Exercise instructions -
The lines to copy are those in the records below that hold the word "name".

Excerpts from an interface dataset

┏━━

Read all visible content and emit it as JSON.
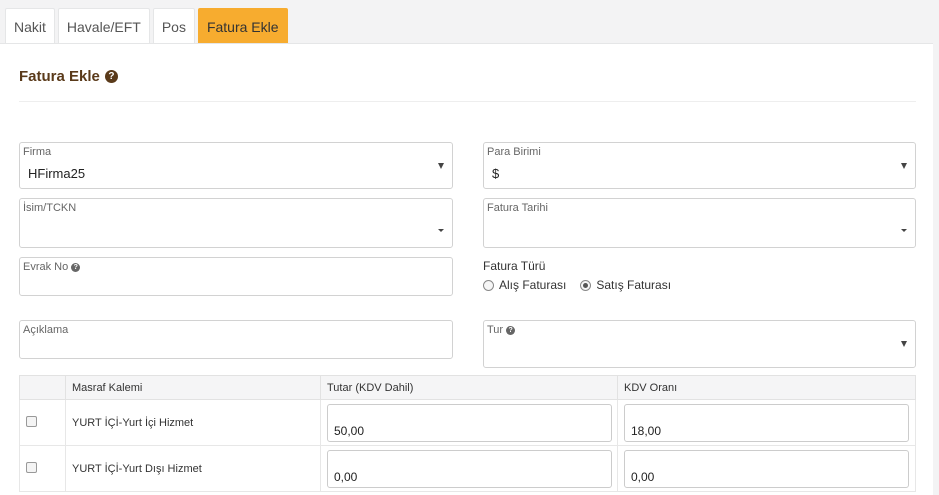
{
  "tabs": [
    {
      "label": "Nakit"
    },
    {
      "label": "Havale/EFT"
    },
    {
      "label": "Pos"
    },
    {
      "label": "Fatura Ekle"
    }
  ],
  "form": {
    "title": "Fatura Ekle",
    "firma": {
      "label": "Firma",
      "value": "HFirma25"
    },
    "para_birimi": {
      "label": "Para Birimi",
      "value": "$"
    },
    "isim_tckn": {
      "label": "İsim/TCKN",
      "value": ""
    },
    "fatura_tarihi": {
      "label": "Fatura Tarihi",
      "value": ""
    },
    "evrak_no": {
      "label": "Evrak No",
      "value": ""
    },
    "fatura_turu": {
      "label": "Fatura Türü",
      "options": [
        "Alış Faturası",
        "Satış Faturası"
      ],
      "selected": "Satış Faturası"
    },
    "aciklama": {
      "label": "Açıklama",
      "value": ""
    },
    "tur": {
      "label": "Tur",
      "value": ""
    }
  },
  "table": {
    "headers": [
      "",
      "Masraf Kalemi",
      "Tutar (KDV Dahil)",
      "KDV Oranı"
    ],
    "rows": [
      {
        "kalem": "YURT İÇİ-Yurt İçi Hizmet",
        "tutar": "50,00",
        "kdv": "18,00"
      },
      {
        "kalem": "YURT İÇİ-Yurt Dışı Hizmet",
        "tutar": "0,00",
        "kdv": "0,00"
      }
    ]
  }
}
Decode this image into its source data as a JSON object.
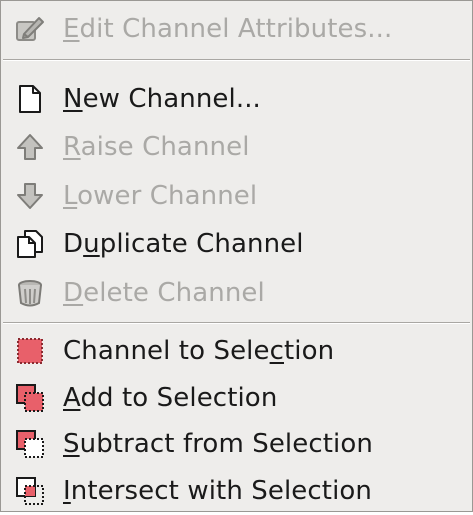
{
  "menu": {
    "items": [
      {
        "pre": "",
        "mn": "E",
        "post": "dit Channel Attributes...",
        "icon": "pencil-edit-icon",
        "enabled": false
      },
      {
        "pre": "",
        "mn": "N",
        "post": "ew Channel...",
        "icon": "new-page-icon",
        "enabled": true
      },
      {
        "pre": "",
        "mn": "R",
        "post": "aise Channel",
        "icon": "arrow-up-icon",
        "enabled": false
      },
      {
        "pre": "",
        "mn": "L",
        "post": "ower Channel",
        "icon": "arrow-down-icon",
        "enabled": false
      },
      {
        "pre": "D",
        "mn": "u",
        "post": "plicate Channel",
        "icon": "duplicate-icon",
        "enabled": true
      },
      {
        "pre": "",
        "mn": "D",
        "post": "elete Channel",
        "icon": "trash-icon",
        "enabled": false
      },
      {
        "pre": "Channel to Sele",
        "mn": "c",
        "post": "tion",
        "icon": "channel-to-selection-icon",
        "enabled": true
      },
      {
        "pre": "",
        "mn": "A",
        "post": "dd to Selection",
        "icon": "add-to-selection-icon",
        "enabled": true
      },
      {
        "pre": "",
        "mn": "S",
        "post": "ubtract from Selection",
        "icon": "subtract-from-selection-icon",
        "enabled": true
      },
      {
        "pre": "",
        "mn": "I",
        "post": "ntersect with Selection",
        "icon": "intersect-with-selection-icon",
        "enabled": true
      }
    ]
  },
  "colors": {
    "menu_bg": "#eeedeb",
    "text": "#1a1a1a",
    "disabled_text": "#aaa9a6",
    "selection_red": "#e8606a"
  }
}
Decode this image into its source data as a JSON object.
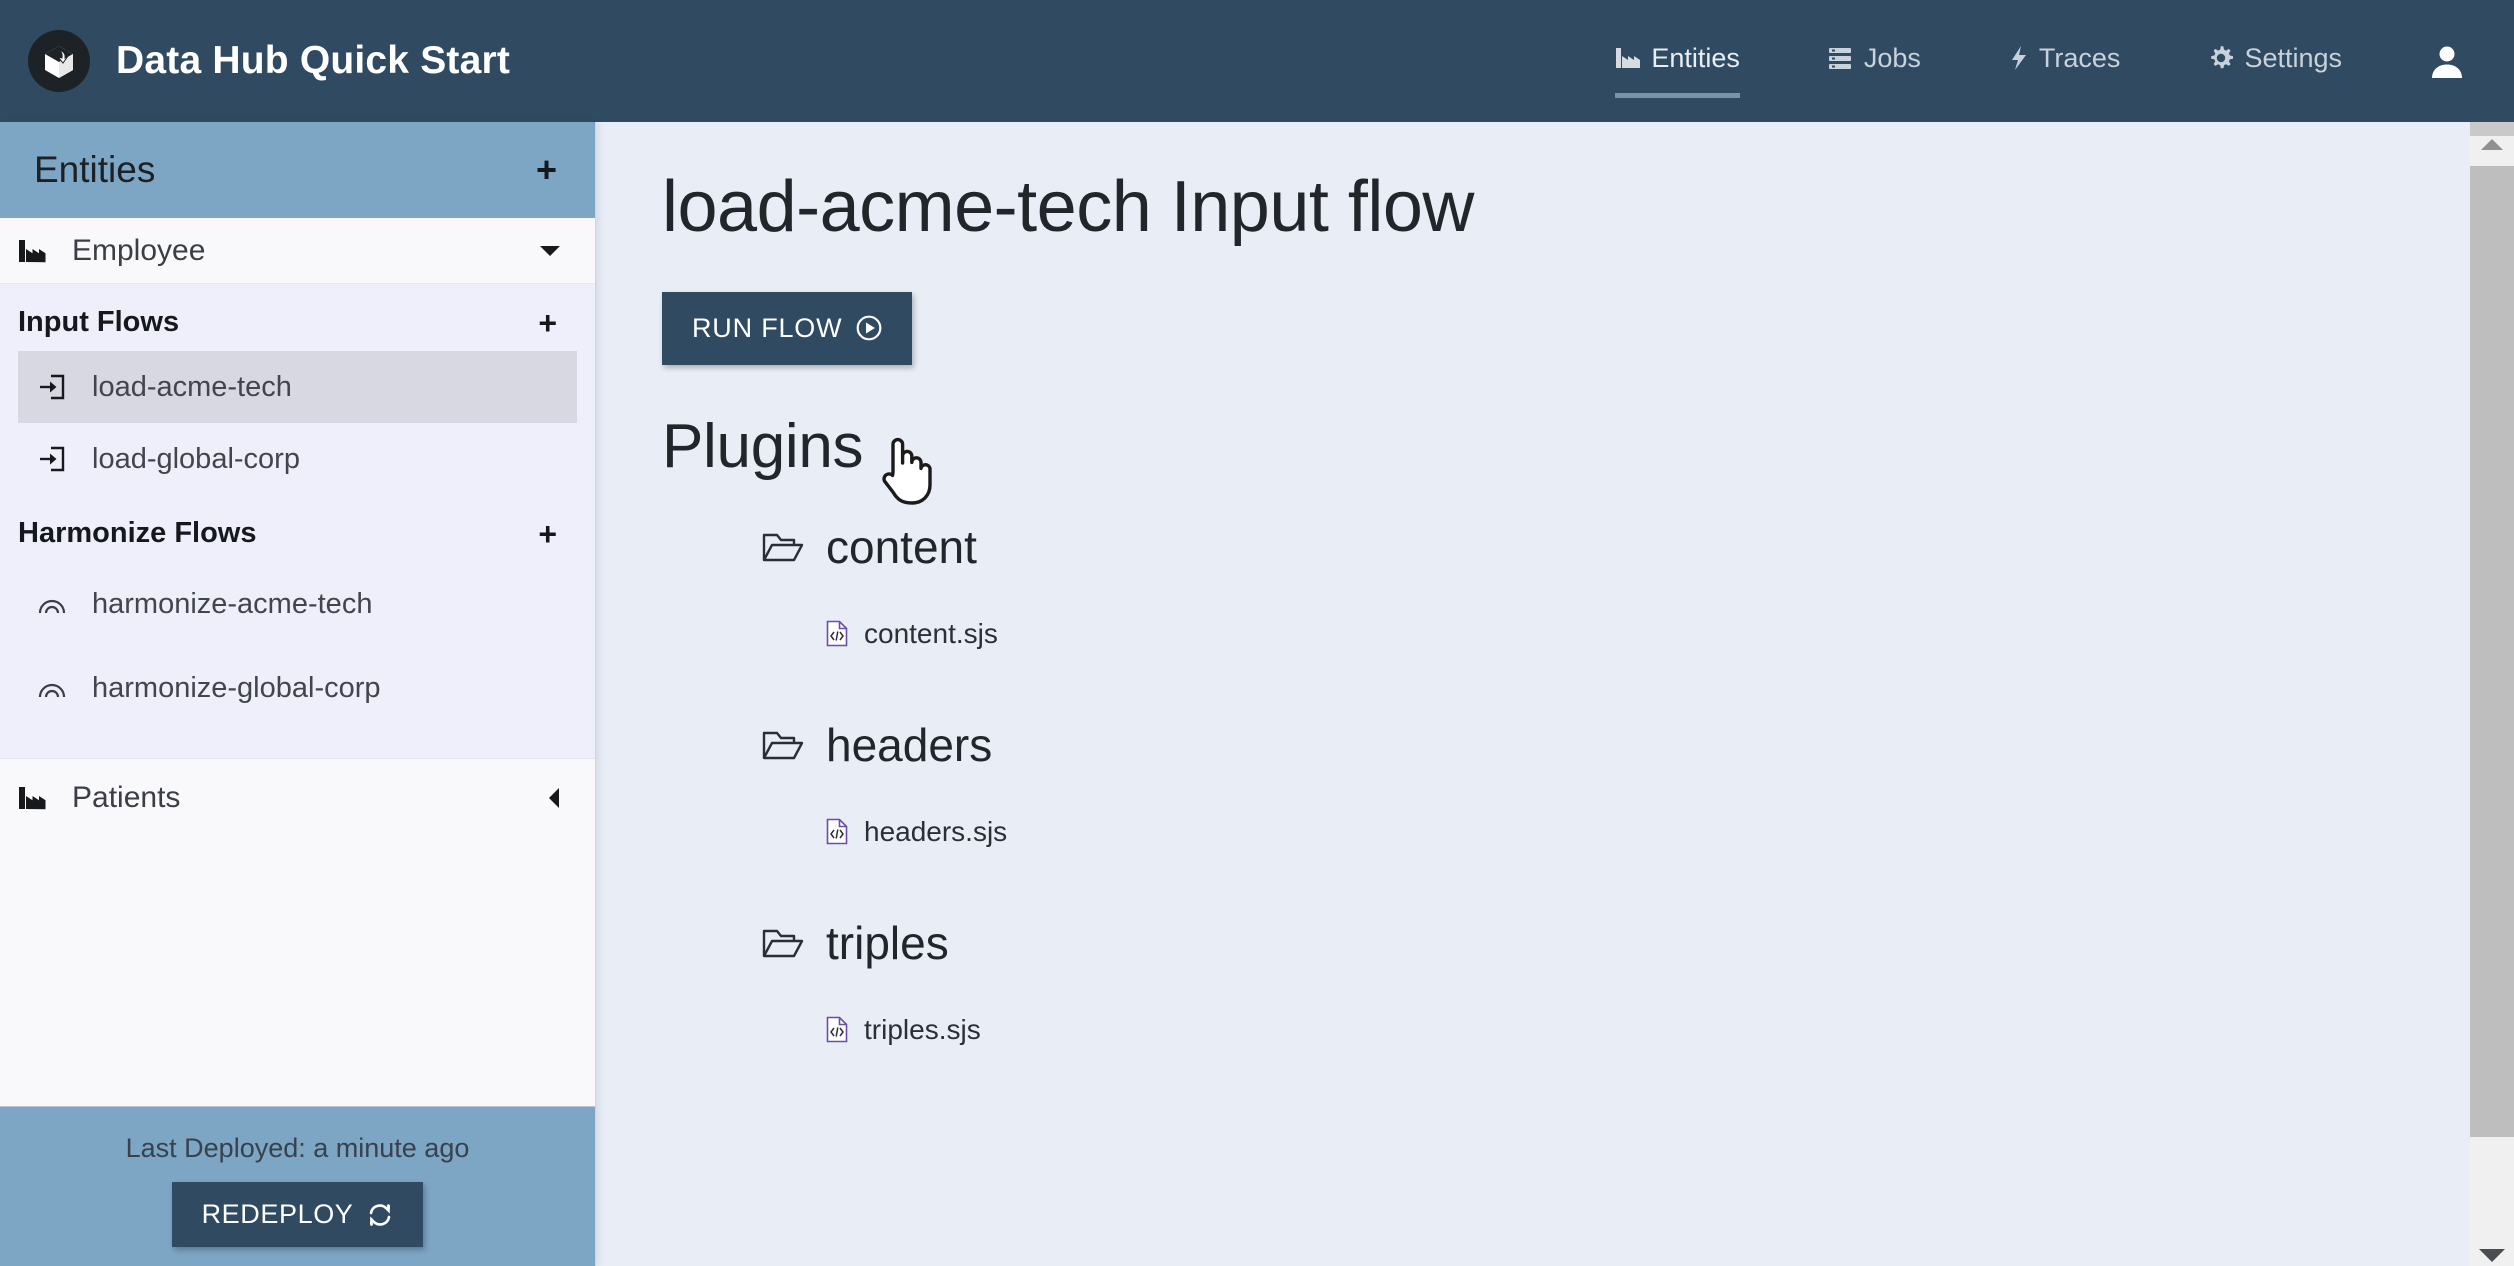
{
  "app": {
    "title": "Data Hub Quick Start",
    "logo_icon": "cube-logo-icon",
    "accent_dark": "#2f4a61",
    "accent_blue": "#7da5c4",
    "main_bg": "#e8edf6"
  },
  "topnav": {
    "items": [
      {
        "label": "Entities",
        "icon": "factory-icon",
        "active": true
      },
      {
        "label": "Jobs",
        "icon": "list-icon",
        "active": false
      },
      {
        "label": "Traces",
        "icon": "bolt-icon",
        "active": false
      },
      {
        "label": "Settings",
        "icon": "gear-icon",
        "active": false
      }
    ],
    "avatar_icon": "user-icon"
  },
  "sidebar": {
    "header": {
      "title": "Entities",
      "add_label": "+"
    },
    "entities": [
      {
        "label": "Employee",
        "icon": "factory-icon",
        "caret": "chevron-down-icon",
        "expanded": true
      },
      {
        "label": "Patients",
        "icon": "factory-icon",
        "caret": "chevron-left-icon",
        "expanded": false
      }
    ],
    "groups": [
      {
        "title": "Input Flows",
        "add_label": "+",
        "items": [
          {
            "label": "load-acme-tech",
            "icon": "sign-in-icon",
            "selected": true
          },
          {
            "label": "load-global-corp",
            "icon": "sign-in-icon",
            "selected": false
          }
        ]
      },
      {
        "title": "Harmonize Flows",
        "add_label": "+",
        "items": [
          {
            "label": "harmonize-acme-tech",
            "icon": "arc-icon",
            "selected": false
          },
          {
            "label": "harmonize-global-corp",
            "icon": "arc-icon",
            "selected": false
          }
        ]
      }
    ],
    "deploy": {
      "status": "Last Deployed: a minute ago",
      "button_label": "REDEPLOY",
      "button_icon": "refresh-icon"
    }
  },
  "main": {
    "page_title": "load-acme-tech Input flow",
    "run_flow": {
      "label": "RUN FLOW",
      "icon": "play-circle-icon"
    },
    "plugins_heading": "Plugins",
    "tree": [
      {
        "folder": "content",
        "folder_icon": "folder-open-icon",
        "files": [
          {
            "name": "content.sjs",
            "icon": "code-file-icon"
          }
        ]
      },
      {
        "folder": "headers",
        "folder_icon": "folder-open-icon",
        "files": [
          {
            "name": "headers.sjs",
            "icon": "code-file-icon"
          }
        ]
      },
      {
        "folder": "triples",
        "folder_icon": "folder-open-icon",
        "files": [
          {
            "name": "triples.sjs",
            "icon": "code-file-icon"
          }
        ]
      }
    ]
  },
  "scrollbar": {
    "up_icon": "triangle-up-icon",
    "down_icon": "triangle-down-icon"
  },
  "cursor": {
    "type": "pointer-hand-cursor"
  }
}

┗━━

Response area -
            "name": "content.sjs",
            "name": "headers.sjs",
            "name": "triples.sjs",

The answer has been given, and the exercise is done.